Color, 2011, 77m.
Directed by Charles Evered
Starring Michael O'Keefe, Michael A. Newcomer, Oleysa Rulin, James Van Patten, David Naughton
Horizon / Kino Lorber (Blu-Ray & DVD) (US R1 HD/NTSC) / WS (1.78:1) (16:9) / DTS-HD 5.1

A Thousand CutsFirst things first: despite the Saw-inspired cover art and the promise that this is the "unrated director's cut," A Thousand Cuts is not a horror film and would possibly even squeak by with a PG-13 rating if anyone submitted it. What we have here instead is a chamber drama that sounds like a home invasion thriller but plays out more like a standoff between two deeplA Thousand Cutsy damaged characters grappling with the issue of violence and taking responsibility for its influence.

Where you personally stand on the issue will most likely get an airing here as the film juggles a lot of balls in the air dealing with arrogant movie director Lance (Newcomer), who's ditched his aspirations at creating real cinema and now makes a killing at the box office with a trio of films in the sadistic A Thousand Cuts horror series. One night at a party at his house mingling with various movers and shakers, an unwelcome guest intrudes in the form of Frank (O'Keefe), who has to slip through the shrubbery after being stopped by the security guard. Also at the party is Lance's sister, Melanie (Rulin), whom he dominates to a creepy degree. The party comes to an abrupt end when a sparkler goes off on the lawn atop a brick and a photograph of a young woman marked "R.I.P.," though Frank, claiming to be an electrician, sticks around after the other guests leave. What starts off as an amiable conversation quickly turns nasty, as Lance's films had a tragic real-life consequence the director refuses to fully acknowledge... and with Melanie involved against her will, Frank intends to teach him a lesA Thousand Cutsson.

Confined almost entirely to a single location and spending most of its time as a battle of wits between two characters, A Thousand Cuts falls in line with such previous films as Death and the Maiden, Hard Candy, and Closet Land, all of which oddly deal with the theme of torture without much explicit detail. This one tosses in the idea of cinematic influence, a touchy subject given the reliable political scapegoating of movies, video games, and/or music every couple of years.
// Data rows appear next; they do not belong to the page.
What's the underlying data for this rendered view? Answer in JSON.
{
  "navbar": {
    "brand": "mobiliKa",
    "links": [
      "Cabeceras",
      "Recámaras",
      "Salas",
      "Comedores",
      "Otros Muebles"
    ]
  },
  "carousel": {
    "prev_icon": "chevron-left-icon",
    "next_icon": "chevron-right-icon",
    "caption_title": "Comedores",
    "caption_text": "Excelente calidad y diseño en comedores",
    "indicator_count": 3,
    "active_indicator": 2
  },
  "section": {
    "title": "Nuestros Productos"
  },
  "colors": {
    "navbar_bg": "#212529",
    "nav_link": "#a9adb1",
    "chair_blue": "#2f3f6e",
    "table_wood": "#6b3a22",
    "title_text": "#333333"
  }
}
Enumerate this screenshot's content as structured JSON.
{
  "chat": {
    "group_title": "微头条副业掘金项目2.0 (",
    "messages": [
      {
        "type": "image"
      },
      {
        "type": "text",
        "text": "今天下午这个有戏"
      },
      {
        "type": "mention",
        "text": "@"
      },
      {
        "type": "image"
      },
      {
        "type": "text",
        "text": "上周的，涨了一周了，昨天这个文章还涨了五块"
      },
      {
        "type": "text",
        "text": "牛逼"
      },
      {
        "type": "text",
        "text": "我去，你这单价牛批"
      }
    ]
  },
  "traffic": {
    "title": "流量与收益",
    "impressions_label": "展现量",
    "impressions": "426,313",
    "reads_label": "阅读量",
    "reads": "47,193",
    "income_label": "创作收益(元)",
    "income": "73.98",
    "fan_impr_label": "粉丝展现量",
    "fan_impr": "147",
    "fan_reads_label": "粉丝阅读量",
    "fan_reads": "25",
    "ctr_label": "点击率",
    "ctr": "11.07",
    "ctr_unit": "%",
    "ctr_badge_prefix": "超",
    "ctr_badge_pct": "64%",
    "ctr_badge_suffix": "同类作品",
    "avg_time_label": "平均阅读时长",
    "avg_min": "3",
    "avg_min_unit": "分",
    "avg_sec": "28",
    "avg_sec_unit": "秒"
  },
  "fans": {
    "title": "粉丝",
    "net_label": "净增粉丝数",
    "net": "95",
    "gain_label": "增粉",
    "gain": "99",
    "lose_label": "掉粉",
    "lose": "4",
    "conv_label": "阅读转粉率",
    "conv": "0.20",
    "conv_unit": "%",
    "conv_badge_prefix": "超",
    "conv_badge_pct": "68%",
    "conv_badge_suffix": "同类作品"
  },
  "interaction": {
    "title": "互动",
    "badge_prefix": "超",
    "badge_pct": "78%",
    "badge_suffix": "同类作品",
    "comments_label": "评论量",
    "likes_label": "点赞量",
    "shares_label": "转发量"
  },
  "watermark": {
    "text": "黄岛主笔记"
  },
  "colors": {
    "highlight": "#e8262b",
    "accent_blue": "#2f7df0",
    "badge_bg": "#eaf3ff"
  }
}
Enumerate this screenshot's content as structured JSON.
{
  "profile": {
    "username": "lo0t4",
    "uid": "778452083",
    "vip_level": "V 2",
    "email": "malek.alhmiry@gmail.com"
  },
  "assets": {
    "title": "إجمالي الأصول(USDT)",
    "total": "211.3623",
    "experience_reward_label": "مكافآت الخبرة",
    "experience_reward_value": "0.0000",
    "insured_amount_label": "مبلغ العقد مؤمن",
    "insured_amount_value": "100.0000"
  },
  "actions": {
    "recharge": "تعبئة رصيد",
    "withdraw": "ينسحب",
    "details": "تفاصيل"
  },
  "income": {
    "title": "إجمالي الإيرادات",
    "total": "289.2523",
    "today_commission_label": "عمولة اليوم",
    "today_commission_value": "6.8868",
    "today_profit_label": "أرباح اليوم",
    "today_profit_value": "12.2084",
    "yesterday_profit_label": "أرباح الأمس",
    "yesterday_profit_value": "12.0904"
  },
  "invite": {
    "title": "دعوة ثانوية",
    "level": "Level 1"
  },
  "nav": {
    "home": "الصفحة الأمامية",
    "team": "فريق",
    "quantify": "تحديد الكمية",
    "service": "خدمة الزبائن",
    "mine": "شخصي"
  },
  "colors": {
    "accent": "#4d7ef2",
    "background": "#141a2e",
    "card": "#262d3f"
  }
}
Any real conclusion is avoided here since the focus is more on a filmmaker who resorts to cinematic sadism for a quickA Thousand Cuts paycheck, and while Newcomer (whose name is, apparently, still applicable) doesn't really pull off the whole Hollywood douche bag routine at the beginning, he's much better once he settles down for his stand off against O'Keefe, a steady character actor (famous for Caddyshack and The Great Santini) who adopts a bizarre accent here but otherwise pulls off the combination of vengeance and grief required from his role. The rest of the cast has little to do, with Rulin (from the High School Musical films) off stage for much of the running time; the prominently billed James Van Patten (from three of the Saw films) and An American Werewolf in London's David Naughton basically pop up to deliver a few lines in the opening party scene, so don't expect much more than glorified cameos there.

Shot on what appear to be consumer-grade HD digital cameras, A Thousand Cuts look pretty typical for a low-budget production of the time; the bright scenes inside the house look pretty decent and colorful, while the darker exterior scenes are far more erratic and tend to become more sludgy and noisy at times. The film is available from Horizon (distributed through Kino) as both a Blu-Ray and DVD, with the former obviously benefiting from the uptick in resolution and looking about like what you'd see on an average HD cable broadcast. Audio is presented in DTS-HD 5.1 and 2.0 stereo options, with the former actually boasting some consistent and active rear channel activity and making for a more enjoyable presentation. The only extras are the trailer (which again tries to make this look way more vicious than it really is) and a small gallery of promotional stills.

Reviewed on January 20, 2012.